House Democratic leader Nancy Pelosi called it a “moral imperative” to make sure the public was aware of the budget cuts that Republicans are proposing.
“It’s like a Dracula in sheep’s clothing coming in to suck the blood out of the middle class,” said Representative Hank Johnson, a Georgia Democrat.
Robert L. Borosage, president of the Institute for America’s Future, wrote for the Huffington Post and said the budget identified who these wing-nuts were, what they valued and what their priorities were.
“These are unsurprising but remarkably unconscionable,” he said.
His look at the budget:
• Cut taxes on the rich. The Citizens for Tax Justice estimates that even if Republicans eliminated every loophole claimed by the wealthy, lowering the top rates to 25 percent would still hand millionaires an average tax cut of $200,000 a year.
• Cut taxes on multinationals. It would lower the top rate of corporate taxes.

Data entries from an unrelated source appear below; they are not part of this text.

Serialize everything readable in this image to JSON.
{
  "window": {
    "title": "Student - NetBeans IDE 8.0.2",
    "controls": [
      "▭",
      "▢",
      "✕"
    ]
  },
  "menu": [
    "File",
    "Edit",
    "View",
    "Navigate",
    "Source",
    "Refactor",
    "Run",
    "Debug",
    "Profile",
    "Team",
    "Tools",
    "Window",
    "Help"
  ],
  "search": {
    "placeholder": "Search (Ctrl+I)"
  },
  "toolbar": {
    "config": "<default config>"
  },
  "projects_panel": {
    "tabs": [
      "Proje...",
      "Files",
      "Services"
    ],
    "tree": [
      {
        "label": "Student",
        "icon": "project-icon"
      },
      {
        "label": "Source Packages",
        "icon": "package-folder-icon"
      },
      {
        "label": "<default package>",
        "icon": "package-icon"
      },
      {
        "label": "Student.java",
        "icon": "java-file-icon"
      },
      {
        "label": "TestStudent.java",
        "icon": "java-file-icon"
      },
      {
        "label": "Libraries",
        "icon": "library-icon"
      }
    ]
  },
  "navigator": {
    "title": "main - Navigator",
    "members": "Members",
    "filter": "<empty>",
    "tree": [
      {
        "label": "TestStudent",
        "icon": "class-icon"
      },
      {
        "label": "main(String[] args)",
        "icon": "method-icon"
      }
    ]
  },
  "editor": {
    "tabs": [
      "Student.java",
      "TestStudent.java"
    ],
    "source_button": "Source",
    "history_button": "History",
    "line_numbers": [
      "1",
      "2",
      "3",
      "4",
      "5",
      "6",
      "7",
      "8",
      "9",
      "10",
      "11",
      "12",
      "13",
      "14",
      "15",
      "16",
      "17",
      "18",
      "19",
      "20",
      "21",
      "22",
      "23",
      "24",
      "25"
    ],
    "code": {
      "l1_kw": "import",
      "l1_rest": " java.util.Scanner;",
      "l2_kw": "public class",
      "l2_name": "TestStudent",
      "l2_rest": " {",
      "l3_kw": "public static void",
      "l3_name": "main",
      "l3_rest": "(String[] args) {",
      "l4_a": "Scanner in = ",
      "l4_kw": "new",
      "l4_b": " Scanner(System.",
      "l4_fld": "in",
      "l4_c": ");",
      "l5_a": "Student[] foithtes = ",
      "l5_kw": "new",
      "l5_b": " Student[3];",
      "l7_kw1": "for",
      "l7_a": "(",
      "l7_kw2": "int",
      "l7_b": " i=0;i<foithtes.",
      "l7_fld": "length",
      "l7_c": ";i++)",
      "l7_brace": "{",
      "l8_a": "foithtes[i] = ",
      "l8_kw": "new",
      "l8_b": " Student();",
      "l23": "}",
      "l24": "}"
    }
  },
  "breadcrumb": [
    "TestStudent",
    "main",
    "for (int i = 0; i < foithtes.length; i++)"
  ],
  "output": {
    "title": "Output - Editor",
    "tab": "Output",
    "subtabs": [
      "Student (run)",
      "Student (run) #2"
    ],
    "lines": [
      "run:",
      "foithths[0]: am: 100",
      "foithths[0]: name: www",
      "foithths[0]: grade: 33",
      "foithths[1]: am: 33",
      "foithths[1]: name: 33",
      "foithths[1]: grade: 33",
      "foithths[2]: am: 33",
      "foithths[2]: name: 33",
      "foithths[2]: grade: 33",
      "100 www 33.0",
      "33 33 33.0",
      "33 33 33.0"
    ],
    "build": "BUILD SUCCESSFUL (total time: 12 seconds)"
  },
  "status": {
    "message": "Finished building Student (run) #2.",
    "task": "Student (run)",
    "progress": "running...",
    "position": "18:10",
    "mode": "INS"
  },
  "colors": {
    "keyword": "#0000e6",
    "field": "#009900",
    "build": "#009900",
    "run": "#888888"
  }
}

But most important it calls for moving toward a territorial system for taxing multinationals which in essence turns the entire world outside the US into a tax haven where corporations could move jobs and report profits without having to pay U.S. taxes.
• Hike spending on the Pentagon. The Pentagon is slated to spend $6 trillion over the next decade, with annual spending at the end of the current five-year plan up 27 percent over 2001 in constant dollars. Republicans argue that is not enough, adding nearly $500 billion over the 10 years over sequestration levels (about $273 billion higher than President Obama’s budget).
• Eliminate health insurance for an estimated 40 million Americans. The budget repeals Obamacare without replacing it. It would turn Medicare into a voucher of declining value — known as a “premium” — for today’s 55-year-olds and younger. It would gut Medicaid, repealing the Obamacare expansion, turning it into a bloc grant and cutting it by a quarter by 2024. Private insurance companies will ration health care by the ability to pay.
• Inflict savage cuts in domestic investments. The budget cuts domestic programs by one-third compared to inflation adjusted levels over the next decade. This includes aid for schools, Head Start, child nutrition, roads and bridges, water systems, border security, the FBI, environmental protection and more. Republicans will not specify where they will make the cuts.
• Slash programs for the most vulnerable. Even while cutting taxes on the rich and the multinationals, the Republican budget would slash support for the most vulnerable — Pell grants, Supplemental Nutrition, housing, home heating, child care, and more would be rolled back. The Center for Budget and Policy Priorities estimates that fully 69 percent of the Republican budget cuts are taken from the poorest and most vulnerable Americans. But of course, poor people don’t contribute to campaigns or hire lobbyists.
This is who they are, Borosage, said. House Republicans lined up to pass the budget. At the same time, they would not even allow a vote on raising the minimum wage or extending unemployment benefits to the long-term unemployed.
The austerity of the Ryan Budget would cost jobs and cripple the economy. Its tax cuts would add to Gilded Age inequality. Its Big Oil agenda continues to ignore catastrophic climate change. Its numbers don’t add up. Its claim to balance the budget in a decade depends on funny money — assuming faster growth, keeping Obamacare’s tax revenue while repealing its benefits, etc.
But put the disagreements aside. Simply accept Republicans at their word: This is who they are. These are their values. These are the priorities that they choose to endorse.
Borosage concluded, “And then pray for the future of this country.”